Next, in 2006, some 70 PETA activists staged a naked protest against the use of bearskins.

Lieutenant Colonel Peter Dick-Peter again made the headlines. He told BBC London that fake fur does not have the same qualities as the real thing.

"It looks like a 60s Beatle wig," he said. "It just doesn't look right and if the wind blows it sticks up. The rain soaks into the fibre and it ends up an extremely heavy piece of sodden material on somebody's head. In hot electrical conditions, all the hair will stand up - a really bad hair day."

Caroline Davies wrote that the bearskin cap could be traced back to the Grenadier Mitre cap, which, in 1712, replaced the three-cornered (tricorn) hat when it was discovered that for a Grenadier to throw his grenade, he had to sling his firelock across his back, which invariably resulted in his hat being knocked off.

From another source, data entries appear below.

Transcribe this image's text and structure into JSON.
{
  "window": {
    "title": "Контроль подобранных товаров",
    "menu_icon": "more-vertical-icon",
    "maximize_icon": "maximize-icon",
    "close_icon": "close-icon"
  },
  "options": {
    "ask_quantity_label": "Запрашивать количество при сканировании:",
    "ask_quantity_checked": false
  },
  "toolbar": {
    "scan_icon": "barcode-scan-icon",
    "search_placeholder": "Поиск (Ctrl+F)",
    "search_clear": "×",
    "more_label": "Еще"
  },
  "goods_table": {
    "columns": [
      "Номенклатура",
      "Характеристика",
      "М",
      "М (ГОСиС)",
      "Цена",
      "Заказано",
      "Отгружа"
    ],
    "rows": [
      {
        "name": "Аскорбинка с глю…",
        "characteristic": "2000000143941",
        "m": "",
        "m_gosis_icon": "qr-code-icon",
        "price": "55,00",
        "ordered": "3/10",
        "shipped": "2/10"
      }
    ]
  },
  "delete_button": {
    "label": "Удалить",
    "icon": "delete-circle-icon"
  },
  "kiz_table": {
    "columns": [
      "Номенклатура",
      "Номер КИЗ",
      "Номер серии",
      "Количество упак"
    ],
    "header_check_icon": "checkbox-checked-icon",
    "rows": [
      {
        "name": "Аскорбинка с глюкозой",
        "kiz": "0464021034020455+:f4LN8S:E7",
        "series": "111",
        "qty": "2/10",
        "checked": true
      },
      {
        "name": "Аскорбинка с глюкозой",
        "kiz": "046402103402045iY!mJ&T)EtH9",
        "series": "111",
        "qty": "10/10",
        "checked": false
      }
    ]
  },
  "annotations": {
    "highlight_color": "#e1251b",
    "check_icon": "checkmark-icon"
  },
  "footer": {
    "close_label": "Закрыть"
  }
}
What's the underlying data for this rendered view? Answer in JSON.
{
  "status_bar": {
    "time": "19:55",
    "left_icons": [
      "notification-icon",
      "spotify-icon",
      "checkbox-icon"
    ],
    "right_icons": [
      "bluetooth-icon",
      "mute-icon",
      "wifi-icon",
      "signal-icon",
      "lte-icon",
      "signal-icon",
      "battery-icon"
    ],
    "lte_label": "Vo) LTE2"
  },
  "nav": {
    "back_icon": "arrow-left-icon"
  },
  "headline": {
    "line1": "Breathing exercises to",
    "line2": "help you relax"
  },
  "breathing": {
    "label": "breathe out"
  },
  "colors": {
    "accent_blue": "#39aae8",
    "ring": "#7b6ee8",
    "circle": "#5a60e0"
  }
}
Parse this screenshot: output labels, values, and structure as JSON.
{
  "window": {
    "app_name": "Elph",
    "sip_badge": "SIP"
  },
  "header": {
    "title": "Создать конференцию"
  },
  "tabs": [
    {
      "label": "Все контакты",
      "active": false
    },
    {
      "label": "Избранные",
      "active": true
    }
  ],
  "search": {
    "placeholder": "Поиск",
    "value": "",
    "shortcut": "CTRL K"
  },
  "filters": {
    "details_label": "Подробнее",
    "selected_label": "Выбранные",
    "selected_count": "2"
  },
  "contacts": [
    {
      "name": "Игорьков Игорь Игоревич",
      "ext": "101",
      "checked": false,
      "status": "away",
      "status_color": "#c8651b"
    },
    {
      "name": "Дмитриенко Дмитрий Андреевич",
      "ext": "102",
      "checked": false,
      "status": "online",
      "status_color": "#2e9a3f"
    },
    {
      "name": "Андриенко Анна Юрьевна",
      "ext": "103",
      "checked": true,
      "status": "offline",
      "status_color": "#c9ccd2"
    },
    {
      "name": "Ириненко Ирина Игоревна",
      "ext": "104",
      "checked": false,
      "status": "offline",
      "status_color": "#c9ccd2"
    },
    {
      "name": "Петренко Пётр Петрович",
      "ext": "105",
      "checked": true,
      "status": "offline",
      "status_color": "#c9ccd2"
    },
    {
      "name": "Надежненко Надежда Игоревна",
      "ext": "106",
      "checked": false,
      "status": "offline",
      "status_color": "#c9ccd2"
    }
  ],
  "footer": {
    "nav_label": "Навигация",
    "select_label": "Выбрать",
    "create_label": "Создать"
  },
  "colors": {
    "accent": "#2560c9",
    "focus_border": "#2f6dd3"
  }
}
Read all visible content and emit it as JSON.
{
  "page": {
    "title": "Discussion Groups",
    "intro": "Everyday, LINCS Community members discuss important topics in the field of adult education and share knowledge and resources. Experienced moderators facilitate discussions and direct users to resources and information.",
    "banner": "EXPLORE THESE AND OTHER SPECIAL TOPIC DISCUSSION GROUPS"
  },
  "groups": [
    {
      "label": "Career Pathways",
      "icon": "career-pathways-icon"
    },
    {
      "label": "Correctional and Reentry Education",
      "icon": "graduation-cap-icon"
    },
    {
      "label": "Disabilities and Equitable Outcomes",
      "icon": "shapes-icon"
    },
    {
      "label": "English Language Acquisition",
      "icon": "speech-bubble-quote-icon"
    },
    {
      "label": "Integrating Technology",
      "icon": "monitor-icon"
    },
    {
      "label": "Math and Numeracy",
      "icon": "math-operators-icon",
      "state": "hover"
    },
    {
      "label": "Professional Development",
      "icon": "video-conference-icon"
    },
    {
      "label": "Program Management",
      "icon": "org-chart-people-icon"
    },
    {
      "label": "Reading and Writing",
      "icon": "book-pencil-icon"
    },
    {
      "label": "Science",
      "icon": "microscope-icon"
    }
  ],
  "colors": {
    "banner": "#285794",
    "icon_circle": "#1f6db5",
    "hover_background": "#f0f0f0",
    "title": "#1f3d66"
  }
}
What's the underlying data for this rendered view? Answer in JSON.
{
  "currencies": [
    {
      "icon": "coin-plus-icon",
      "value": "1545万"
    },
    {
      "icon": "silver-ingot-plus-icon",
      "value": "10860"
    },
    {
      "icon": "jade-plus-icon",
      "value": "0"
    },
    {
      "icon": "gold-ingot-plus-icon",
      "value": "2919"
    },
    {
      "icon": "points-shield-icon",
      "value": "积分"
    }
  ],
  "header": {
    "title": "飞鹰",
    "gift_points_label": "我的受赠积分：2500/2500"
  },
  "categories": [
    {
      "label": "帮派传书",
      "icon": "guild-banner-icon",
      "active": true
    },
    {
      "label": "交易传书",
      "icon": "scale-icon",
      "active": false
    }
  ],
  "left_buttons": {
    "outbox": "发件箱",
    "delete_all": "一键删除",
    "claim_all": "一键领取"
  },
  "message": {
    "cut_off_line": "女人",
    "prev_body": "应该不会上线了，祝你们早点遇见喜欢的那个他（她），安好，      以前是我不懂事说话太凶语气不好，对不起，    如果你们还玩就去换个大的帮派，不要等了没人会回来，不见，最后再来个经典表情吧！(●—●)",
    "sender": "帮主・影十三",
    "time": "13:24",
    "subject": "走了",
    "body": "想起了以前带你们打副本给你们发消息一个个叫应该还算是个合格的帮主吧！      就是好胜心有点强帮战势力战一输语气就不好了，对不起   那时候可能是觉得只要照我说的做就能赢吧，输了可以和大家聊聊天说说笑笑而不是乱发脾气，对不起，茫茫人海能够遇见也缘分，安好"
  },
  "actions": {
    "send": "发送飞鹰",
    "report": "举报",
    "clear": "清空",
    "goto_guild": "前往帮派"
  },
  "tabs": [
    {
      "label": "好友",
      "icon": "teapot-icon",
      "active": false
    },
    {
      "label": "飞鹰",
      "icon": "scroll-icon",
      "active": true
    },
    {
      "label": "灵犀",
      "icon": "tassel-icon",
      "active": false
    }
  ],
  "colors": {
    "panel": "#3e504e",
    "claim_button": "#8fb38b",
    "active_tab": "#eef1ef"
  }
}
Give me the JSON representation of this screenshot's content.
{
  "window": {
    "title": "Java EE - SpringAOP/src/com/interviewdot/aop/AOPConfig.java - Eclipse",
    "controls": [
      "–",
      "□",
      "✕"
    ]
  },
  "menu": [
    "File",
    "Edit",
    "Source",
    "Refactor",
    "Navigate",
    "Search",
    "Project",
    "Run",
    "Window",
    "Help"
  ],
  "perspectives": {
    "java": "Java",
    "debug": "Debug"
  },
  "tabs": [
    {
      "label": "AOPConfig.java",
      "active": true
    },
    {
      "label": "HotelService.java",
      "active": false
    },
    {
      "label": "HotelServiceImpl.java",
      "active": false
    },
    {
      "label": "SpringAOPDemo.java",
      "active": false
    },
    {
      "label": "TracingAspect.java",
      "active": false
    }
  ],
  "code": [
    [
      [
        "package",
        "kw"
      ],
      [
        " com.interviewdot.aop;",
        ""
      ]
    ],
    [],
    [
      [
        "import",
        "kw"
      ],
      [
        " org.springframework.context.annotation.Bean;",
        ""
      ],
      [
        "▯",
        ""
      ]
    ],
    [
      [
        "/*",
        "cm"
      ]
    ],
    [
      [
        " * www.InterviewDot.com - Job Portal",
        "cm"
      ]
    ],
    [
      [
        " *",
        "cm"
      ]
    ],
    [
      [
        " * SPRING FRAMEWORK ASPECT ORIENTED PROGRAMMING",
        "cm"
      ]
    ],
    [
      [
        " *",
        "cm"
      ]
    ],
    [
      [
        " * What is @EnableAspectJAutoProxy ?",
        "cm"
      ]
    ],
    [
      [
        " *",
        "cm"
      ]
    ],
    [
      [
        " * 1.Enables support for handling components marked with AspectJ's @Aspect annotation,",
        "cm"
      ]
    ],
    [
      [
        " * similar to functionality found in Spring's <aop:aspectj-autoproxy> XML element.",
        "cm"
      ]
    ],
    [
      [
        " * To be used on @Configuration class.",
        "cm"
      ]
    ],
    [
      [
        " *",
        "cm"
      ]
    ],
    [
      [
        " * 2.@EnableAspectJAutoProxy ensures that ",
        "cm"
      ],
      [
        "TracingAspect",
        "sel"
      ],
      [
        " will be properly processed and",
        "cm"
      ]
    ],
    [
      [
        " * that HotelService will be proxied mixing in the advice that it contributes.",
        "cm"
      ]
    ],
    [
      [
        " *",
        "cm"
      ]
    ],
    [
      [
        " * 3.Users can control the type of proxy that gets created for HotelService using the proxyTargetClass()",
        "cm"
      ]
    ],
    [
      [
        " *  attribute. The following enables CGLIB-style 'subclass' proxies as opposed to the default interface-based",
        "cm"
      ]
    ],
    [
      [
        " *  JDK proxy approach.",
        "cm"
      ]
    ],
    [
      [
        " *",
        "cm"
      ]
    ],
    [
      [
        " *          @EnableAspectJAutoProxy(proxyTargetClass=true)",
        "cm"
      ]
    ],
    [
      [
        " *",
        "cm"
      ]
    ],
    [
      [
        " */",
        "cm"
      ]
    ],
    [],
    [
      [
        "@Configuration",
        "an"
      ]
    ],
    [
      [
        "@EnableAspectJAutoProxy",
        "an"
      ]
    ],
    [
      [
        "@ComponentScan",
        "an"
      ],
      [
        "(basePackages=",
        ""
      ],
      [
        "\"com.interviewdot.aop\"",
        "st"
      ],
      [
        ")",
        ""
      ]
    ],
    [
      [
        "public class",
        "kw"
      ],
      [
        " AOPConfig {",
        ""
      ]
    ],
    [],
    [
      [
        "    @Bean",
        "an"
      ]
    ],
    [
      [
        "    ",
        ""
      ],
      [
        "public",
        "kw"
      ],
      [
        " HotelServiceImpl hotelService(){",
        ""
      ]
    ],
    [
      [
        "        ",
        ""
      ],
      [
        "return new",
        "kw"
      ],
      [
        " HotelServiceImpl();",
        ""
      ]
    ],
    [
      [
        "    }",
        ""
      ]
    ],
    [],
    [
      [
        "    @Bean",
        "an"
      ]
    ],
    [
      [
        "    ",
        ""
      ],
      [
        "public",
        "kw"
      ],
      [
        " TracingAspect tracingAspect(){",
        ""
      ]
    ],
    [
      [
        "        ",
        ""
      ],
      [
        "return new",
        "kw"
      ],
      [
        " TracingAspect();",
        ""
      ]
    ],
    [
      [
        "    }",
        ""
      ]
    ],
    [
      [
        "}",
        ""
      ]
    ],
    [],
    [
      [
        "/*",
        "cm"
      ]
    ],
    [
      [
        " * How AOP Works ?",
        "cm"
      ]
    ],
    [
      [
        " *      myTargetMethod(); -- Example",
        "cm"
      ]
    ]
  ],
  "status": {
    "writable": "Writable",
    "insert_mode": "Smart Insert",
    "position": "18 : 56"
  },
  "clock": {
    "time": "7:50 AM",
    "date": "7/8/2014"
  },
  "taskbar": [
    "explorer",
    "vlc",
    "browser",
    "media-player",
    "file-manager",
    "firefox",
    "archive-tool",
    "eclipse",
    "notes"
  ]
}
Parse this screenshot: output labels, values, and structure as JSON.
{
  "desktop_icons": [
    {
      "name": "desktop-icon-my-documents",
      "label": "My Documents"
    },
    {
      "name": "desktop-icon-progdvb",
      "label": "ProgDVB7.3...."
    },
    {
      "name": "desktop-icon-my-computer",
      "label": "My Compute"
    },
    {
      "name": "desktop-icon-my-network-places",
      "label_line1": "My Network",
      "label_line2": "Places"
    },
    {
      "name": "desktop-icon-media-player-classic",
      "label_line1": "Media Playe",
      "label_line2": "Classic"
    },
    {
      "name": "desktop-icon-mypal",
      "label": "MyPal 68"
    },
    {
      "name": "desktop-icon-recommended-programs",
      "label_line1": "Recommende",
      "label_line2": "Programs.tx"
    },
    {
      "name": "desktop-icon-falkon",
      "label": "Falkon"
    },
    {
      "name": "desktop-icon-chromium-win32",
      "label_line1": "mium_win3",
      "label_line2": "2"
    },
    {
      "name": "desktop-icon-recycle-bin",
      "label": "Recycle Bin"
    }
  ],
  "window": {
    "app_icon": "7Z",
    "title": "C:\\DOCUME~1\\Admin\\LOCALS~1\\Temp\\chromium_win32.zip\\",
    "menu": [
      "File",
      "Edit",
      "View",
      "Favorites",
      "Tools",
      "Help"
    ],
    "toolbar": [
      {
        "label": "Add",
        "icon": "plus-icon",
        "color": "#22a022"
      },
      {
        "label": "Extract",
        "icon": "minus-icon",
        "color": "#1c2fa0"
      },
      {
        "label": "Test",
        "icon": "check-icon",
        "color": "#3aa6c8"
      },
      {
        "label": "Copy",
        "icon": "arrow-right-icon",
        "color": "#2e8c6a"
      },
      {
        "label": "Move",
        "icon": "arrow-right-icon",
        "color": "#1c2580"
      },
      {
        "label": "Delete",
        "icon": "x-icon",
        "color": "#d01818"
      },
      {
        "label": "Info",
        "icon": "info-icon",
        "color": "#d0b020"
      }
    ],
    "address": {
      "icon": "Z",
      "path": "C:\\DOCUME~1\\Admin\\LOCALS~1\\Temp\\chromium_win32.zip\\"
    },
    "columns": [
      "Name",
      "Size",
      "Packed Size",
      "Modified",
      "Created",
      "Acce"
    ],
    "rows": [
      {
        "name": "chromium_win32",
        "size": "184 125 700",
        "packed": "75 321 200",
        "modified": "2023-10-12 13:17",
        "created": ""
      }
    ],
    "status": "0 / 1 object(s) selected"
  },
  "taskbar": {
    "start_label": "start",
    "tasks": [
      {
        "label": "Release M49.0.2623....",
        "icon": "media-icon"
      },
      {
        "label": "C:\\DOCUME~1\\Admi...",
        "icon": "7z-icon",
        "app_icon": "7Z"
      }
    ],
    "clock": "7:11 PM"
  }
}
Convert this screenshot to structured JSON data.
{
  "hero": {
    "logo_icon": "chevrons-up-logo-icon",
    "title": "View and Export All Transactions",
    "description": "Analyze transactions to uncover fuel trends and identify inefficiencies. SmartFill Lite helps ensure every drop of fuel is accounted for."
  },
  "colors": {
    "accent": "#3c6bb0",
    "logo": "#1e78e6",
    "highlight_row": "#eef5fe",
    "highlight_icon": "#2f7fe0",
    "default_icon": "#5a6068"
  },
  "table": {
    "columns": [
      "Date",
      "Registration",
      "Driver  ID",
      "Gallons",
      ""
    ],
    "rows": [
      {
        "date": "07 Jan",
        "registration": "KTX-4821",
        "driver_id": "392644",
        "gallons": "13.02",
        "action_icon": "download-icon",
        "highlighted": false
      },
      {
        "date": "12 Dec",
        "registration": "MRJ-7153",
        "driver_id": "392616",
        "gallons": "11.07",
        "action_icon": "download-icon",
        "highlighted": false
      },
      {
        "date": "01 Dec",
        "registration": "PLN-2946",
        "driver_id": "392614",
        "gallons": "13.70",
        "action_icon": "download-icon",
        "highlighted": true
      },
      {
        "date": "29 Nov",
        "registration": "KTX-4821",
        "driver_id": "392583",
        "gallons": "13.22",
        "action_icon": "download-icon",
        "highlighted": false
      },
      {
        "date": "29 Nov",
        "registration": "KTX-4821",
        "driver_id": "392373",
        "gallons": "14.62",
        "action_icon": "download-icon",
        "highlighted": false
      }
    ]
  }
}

Fine, glossy pelts from female bears are reserved for officers. Other ranks have to make do with rougher male pelts. Helmets can last a century, and are sometimes passed from father to son. A good bearskin "should look like an apple in front, and a pear from the back."

Black bears live in the wild in 41 of the 50 U.S. states and in every Canadian province bar Prince Edward Island. In Canada, about 500,000 black bears mainly inhabit forested areas, according to figures from the British Fur Trade Association. The Committee on the Status of Endangered Wildlife in Canada says the black bear is "not at risk."

If you are not an animal lover, you may like to join a bear-shooting expedition at Rick Dickson's Black Bear Hunts, in Wawa, Ontario, Canada: